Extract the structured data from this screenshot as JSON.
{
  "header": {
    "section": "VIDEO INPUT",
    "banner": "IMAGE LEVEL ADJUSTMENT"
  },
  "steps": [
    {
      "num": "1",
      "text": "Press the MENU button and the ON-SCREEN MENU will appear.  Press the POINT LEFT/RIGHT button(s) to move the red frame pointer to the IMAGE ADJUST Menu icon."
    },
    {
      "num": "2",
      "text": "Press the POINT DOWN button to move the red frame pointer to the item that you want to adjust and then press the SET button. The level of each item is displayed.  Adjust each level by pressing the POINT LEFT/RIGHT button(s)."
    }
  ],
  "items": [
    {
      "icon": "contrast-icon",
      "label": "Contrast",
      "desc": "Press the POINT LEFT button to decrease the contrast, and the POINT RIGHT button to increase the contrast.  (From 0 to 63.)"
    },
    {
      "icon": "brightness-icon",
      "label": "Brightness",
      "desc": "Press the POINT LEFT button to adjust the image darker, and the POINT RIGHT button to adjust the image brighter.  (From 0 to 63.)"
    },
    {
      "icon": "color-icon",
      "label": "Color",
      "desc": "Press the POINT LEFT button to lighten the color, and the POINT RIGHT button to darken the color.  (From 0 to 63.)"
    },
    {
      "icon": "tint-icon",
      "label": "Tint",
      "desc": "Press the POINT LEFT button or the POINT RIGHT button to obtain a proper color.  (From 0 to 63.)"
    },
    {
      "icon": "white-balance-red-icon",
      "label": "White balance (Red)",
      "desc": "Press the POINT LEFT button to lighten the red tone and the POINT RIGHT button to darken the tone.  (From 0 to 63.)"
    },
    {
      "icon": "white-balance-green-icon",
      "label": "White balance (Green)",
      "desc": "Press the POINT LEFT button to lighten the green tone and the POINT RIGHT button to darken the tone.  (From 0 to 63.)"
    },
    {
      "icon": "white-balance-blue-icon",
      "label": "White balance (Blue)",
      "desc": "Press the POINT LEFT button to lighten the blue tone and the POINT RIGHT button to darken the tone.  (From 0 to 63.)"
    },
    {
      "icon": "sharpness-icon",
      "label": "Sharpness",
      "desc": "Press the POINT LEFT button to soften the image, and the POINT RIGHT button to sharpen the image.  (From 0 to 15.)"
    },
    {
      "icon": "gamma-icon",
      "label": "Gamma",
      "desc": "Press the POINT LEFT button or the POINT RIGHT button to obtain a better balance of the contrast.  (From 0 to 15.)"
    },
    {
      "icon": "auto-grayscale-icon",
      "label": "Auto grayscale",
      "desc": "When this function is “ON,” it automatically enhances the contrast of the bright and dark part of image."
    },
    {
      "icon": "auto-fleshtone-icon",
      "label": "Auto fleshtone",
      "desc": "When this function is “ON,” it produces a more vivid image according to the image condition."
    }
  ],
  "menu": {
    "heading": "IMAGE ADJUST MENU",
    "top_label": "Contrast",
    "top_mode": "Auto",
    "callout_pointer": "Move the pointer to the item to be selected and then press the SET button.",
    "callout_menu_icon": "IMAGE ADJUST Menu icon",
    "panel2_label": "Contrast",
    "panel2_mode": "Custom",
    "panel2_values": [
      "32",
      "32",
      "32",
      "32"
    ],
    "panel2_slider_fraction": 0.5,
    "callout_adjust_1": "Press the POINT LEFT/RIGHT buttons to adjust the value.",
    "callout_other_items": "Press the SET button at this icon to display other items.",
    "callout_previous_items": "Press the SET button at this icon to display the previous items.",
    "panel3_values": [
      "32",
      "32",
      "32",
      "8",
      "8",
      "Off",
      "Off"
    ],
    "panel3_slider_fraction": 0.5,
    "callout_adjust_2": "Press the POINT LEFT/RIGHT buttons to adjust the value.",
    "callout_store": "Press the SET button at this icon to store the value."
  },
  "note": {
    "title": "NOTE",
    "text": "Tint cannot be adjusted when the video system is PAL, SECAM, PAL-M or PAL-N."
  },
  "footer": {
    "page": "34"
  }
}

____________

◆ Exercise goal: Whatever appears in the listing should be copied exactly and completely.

◆ Response below:
Extract the structured data from this screenshot as JSON.
{
  "header": {
    "section": "VIDEO INPUT",
    "banner": "IMAGE LEVEL ADJUSTMENT"
  },
  "steps": [
    {
      "num": "1",
      "text": "Press the MENU button and the ON-SCREEN MENU will appear.  Press the POINT LEFT/RIGHT button(s) to move the red frame pointer to the IMAGE ADJUST Menu icon."
    },
    {
      "num": "2",
      "text": "Press the POINT DOWN button to move the red frame pointer to the item that you want to adjust and then press the SET button. The level of each item is displayed.  Adjust each level by pressing the POINT LEFT/RIGHT button(s)."
    }
  ],
  "items": [
    {
      "icon": "contrast-icon",
      "label": "Contrast",
      "desc": "Press the POINT LEFT button to decrease the contrast, and the POINT RIGHT button to increase the contrast.  (From 0 to 63.)"
    },
    {
      "icon": "brightness-icon",
      "label": "Brightness",
      "desc": "Press the POINT LEFT button to adjust the image darker, and the POINT RIGHT button to adjust the image brighter.  (From 0 to 63.)"
    },
    {
      "icon": "color-icon",
      "label": "Color",
      "desc": "Press the POINT LEFT button to lighten the color, and the POINT RIGHT button to darken the color.  (From 0 to 63.)"
    },
    {
      "icon": "tint-icon",
      "label": "Tint",
      "desc": "Press the POINT LEFT button or the POINT RIGHT button to obtain a proper color.  (From 0 to 63.)"
    },
    {
      "icon": "white-balance-red-icon",
      "label": "White balance (Red)",
      "desc": "Press the POINT LEFT button to lighten the red tone and the POINT RIGHT button to darken the tone.  (From 0 to 63.)"
    },
    {
      "icon": "white-balance-green-icon",
      "label": "White balance (Green)",
      "desc": "Press the POINT LEFT button to lighten the green tone and the POINT RIGHT button to darken the tone.  (From 0 to 63.)"
    },
    {
      "icon": "white-balance-blue-icon",
      "label": "White balance (Blue)",
      "desc": "Press the POINT LEFT button to lighten the blue tone and the POINT RIGHT button to darken the tone.  (From 0 to 63.)"
    },
    {
      "icon": "sharpness-icon",
      "label": "Sharpness",
      "desc": "Press the POINT LEFT button to soften the image, and the POINT RIGHT button to sharpen the image.  (From 0 to 15.)"
    },
    {
      "icon": "gamma-icon",
      "label": "Gamma",
      "desc": "Press the POINT LEFT button or the POINT RIGHT button to obtain a better balance of the contrast.  (From 0 to 15.)"
    },
    {
      "icon": "auto-grayscale-icon",
      "label": "Auto grayscale",
      "desc": "When this function is “ON,” it automatically enhances the contrast of the bright and dark part of image."
    },
    {
      "icon": "auto-fleshtone-icon",
      "label": "Auto fleshtone",
      "desc": "When this function is “ON,” it produces a more vivid image according to the image condition."
    }
  ],
  "menu": {
    "heading": "IMAGE ADJUST MENU",
    "top_label": "Contrast",
    "top_mode": "Auto",
    "callout_pointer": "Move the pointer to the item to be selected and then press the SET button.",
    "callout_menu_icon": "IMAGE ADJUST Menu icon",
    "panel2_label": "Contrast",
    "panel2_mode": "Custom",
    "panel2_values": [
      "32",
      "32",
      "32",
      "32"
    ],
    "panel2_slider_fraction": 0.5,
    "callout_adjust_1": "Press the POINT LEFT/RIGHT buttons to adjust the value.",
    "callout_other_items": "Press the SET button at this icon to display other items.",
    "callout_previous_items": "Press the SET button at this icon to display the previous items.",
    "panel3_values": [
      "32",
      "32",
      "32",
      "8",
      "8",
      "Off",
      "Off"
    ],
    "panel3_slider_fraction": 0.5,
    "callout_adjust_2": "Press the POINT LEFT/RIGHT buttons to adjust the value.",
    "callout_store": "Press the SET button at this icon to store the value."
  },
  "note": {
    "title": "NOTE",
    "text": "Tint cannot be adjusted when the video system is PAL, SECAM, PAL-M or PAL-N."
  },
  "footer": {
    "page": "34"
  }
}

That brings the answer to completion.